Friday, June 15, 2018

Shad in the Hudson

Commercial fishing for shad in the Hudson River was banned in 2009, because the shad population was dangerously low. Since then, efforts to save the shad have not succeeded in significantly increasing the shad population. In light of the current plight of shad in the Hudson, the following item, discovered in the Columbia Republican for June 11, 1918, reporting about shad in the Hudson a hundred years ago, is curiously interesting.


1 comment:

  1. In the mid-19th c., T.R.'s somewhat bohemian and contrarian uncle Robert B. Roosevelt led the call for the management of the nation's fish stocks. Later in the century he headed the New York State Fish Commission (for twenty years), and successfully lobbied NY State legislators to enact numerous laws protecting shad among other species. By regulating mesh size and establishing catch limits, Hudson River shad were seen to rebound.

    It was likely thanks to Robert Roosevelt that Hudson River catch data for shad began to be collected, apparently starting in 1880. According to State and Federal agencies, that year saw a river-wide catch of 2.75 million lbs. By 1889, the same year Hudson's "fish markets" (Furgary) first appeared on the Sanborn fire insurance maps, the total river-wide catch of shad was 4.3 million lbs., which remains the greatest recorded catch to date.

    Unfortunately shad data is sparse after that, but what information there is reflects a population decrease until the bottom nearly drops out in 1915, '16, and '17, the last two of these years yielding about 40,000 lbs. each.

    Local fishermen could not have predicted an uptick in 1918, which saw a river-wide catch of 230,000 lbs. The following year the catch was even greater, at about 333,000 lbs.

    The shad's long cycles of booms and busts were likely due to overfishing, which may especially harm this species. According to McPhee, "shad seem to require a large critical mass in order to detonate successful spawning," suggesting a potential for rapid downward population spirals. However, fish populations can also rebound in ways which leave scientists flummoxed (for more on this read Matthiessen's "Men's Lives").

    By the mid-1930s, shad stocks were on the march again, and by 1939 the river-wide catch had surpassed 3 million lbs. By 1944 the catch was nearly 4 million pounds,. This was a good thing for the bellies of our overseas troops, but it also marked the beginning of a long decline from which our Hudson River shad never revived.

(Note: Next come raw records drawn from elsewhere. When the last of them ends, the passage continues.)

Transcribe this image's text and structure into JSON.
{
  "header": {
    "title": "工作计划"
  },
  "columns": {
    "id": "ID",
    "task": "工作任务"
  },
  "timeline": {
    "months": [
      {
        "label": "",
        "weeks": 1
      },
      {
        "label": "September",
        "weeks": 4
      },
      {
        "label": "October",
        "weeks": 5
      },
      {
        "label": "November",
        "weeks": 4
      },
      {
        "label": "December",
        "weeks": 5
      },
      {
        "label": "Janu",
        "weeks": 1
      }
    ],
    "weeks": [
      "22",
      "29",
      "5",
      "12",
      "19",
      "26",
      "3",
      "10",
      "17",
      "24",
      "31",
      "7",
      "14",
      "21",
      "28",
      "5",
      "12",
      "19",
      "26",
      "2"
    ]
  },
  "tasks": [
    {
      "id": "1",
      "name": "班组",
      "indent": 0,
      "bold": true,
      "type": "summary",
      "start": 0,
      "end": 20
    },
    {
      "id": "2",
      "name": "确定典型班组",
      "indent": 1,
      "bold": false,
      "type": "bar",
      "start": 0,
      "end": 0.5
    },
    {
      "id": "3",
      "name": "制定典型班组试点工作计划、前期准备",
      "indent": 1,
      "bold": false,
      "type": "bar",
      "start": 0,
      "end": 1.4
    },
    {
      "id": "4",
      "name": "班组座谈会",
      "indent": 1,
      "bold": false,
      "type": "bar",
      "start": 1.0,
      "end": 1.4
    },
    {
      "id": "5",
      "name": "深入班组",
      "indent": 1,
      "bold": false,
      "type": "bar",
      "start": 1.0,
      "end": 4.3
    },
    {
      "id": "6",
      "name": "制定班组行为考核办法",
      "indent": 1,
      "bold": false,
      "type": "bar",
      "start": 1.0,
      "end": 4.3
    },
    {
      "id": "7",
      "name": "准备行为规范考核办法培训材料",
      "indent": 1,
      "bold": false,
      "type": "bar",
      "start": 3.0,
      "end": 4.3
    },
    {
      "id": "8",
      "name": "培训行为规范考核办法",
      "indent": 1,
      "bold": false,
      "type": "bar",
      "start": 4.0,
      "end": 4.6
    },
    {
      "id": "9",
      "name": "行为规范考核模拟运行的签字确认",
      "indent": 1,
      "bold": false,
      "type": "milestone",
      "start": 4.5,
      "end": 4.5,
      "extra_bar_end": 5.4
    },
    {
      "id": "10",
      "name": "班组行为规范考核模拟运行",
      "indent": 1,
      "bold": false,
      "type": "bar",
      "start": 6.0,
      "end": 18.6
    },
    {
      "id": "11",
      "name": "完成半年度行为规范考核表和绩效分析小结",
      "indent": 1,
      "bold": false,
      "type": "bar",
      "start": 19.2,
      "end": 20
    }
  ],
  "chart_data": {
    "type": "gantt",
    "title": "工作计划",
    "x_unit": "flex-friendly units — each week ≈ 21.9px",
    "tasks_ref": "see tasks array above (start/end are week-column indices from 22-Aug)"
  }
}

    The author of the Columbia Republican story was probably being cheeky suggesting "the reason" for the shad's return in 1918. Either way, we now know that shad somehow "bicoordinate" when they return to the specific rivers which spawned them. Due to Federalism, states themselves must regulate shad in each of their rivers, though these states have all agreed to coordinate their efforts with other states with migratory fish. In my opinion, the Atlantic States Marine Fisheries Commission has spent too many years dithering about whether, and how, to establish regulatory "Essential Fish Habitats" (EFH) to better protect all of our migratory herring.

    The City of Hudson has three species of migratory herring - each of them stressed - and could easily contribute something in support of this worthy goal (e.g., making inquiries, writing letters of support, just get the ball rolling ...). Nowadays, though, it seems we're all quite ignorant about our environment and our oh-so-progressive City does nothing.

    Thank you, Gossips, for sharing this anecdotal story which confirms the historical data.